• **Task**
Your task is to restate the data word for word.

• **Given information**
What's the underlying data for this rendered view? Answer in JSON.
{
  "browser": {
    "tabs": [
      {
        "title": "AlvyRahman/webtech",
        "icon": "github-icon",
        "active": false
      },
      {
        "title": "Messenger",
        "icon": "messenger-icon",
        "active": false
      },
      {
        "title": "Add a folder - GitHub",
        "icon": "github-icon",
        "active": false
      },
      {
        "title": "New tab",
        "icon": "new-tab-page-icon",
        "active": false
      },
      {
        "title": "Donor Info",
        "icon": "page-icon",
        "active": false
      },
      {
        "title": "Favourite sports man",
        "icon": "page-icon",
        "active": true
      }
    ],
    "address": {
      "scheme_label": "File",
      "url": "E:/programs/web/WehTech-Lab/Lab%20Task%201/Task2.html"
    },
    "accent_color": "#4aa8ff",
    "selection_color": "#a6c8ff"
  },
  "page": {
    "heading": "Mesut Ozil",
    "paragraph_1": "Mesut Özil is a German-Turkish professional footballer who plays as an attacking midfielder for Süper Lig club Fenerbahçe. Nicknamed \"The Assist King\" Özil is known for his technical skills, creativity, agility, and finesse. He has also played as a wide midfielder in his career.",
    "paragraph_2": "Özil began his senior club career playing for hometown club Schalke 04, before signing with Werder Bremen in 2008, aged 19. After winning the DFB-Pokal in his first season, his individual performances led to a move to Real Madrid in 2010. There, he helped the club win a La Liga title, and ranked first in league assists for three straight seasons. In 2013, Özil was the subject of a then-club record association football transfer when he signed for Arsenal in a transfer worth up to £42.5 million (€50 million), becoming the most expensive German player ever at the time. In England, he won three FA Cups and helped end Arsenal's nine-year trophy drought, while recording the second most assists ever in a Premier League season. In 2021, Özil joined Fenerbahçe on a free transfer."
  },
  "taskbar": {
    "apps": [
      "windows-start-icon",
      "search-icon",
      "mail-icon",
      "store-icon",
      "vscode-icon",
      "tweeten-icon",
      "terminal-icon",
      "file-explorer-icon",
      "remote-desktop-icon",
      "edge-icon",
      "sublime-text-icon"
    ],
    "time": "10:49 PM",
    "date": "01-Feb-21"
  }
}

• **Exercise result**
What's the underlying data for this rendered view? Answer in JSON.
{
  "browser": {
    "tabs": [
      {
        "title": "AlvyRahman/webtech",
        "icon": "github-icon",
        "active": false
      },
      {
        "title": "Messenger",
        "icon": "messenger-icon",
        "active": false
      },
      {
        "title": "Add a folder - GitHub",
        "icon": "github-icon",
        "active": false
      },
      {
        "title": "New tab",
        "icon": "new-tab-page-icon",
        "active": false
      },
      {
        "title": "Donor Info",
        "icon": "page-icon",
        "active": false
      },
      {
        "title": "Favourite sports man",
        "icon": "page-icon",
        "active": true
      }
    ],
    "address": {
      "scheme_label": "File",
      "url": "E:/programs/web/WehTech-Lab/Lab%20Task%201/Task2.html"
    },
    "accent_color": "#4aa8ff",
    "selection_color": "#a6c8ff"
  },
  "page": {
    "heading": "Mesut Ozil",
    "paragraph_1": "Mesut Özil is a German-Turkish professional footballer who plays as an attacking midfielder for Süper Lig club Fenerbahçe. Nicknamed \"The Assist King\" Özil is known for his technical skills, creativity, agility, and finesse. He has also played as a wide midfielder in his career.",
    "paragraph_2": "Özil began his senior club career playing for hometown club Schalke 04, before signing with Werder Bremen in 2008, aged 19. After winning the DFB-Pokal in his first season, his individual performances led to a move to Real Madrid in 2010. There, he helped the club win a La Liga title, and ranked first in league assists for three straight seasons. In 2013, Özil was the subject of a then-club record association football transfer when he signed for Arsenal in a transfer worth up to £42.5 million (€50 million), becoming the most expensive German player ever at the time. In England, he won three FA Cups and helped end Arsenal's nine-year trophy drought, while recording the second most assists ever in a Premier League season. In 2021, Özil joined Fenerbahçe on a free transfer."
  },
  "taskbar": {
    "apps": [
      "windows-start-icon",
      "search-icon",
      "mail-icon",
      "store-icon",
      "vscode-icon",
      "tweeten-icon",
      "terminal-icon",
      "file-explorer-icon",
      "remote-desktop-icon",
      "edge-icon",
      "sublime-text-icon"
    ],
    "time": "10:49 PM",
    "date": "01-Feb-21"
  }
}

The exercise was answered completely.